Why it matters to you
After its acquisition of Pocket, Mozilla could soon start making a much more serious push into mobile, which could lead to some great, new products.
Mozilla has had a rough time in the mobile world. While Firefox is a relatively popular internet browser, even on mobile, the company has wanted to take things further for a while. It even tried to launch its own mobile operating system, called Firefox OS, which ultimately failed.
Now, it looks like the company will make another attempt at success in the mobile arena. Mozilla has announced its acquisition of Pocket, a nine-year-old company that builds tools for saving online content to view later. The terms of the acquisition have not been disclosed.
More: Mozilla’s latest version of Firefox hits 50, but shows no sign of aging
According to Mozilla, Pocket will continue to operate as an independent subsidiary, and help bring Mozilla to mobile. Pocket itself boasts a hefty 10 million monthly active users, and it could end up being an important part of Mozilla’s business. That’s if it leverages the platform for things like advertising and premium subscriptions.
“They’re adding fuel to our rocket ship. We have worked closely with Mozilla as we partnered with their Firefox team, and established a deep trust with their team and vision,” said Pocket in a blog post. “They have extraordinary resources, global scale, and reach to put Pocket in more places, and help us build an even better product, faster.”
This isn’t the first time that Pocket has entertained the idea of an acquisition. In 2011, news broke that Evernote was considering buying the company, when it was still known as Read It Later. That acquisition offer was later rejected when CEO Nate Weiner found out that Pocket was likely to be integrated into Evernote’s offerings rather than remaining a stand-alone service.

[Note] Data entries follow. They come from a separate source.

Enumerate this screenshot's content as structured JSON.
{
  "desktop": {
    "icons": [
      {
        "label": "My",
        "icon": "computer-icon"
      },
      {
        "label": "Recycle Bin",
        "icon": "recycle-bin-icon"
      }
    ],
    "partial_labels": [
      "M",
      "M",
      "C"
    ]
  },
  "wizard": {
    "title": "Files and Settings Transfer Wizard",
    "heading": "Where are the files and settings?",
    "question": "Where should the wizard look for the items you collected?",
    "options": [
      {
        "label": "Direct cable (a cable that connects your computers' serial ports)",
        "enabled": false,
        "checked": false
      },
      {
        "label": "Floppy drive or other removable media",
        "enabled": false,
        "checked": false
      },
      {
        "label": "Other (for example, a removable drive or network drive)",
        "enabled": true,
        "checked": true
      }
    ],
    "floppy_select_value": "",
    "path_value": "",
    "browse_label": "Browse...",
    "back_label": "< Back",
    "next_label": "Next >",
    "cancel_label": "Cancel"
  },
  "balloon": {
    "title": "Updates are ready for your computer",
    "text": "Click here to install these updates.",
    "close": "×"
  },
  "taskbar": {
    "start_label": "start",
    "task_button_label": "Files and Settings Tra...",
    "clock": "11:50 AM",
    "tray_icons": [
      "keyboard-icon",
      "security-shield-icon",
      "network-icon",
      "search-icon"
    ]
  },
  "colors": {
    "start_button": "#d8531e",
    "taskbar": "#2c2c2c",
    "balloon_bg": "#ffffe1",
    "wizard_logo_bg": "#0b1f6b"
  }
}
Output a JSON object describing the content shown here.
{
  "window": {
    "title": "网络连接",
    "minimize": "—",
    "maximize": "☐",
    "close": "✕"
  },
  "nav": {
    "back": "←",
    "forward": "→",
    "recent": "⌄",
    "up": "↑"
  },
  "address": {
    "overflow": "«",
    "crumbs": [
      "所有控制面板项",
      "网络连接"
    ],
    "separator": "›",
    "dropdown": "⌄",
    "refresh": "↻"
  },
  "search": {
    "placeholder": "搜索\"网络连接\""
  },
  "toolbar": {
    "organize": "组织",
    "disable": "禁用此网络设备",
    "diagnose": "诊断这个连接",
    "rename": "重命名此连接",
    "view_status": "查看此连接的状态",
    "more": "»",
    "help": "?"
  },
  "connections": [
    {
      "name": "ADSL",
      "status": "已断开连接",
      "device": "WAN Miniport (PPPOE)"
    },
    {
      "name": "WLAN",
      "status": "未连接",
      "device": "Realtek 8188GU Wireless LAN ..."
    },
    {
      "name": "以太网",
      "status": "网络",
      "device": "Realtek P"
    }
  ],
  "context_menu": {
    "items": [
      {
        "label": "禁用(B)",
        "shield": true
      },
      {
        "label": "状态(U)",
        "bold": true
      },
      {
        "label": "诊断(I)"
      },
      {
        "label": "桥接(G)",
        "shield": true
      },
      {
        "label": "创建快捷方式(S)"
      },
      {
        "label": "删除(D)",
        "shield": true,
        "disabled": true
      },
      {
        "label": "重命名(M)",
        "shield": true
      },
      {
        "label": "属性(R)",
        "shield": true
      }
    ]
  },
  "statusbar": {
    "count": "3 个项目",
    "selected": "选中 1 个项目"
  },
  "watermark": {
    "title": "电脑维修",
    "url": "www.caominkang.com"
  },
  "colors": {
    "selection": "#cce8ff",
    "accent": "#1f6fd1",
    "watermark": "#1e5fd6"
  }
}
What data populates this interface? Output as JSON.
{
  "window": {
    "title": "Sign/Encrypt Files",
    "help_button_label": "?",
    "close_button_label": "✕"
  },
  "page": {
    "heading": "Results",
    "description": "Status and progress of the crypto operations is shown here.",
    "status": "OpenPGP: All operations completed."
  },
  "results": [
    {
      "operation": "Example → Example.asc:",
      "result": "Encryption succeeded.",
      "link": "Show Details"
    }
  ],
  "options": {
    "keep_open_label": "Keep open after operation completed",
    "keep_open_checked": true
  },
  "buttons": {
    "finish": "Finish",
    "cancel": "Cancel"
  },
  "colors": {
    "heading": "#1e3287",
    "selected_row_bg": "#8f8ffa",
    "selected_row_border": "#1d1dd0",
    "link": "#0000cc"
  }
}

We may not hear much from Pocket in the next few months. Weiner said the company won’t make any major changes to its business this year, but over time it will assist Mozilla in its so-called “content graph” effort.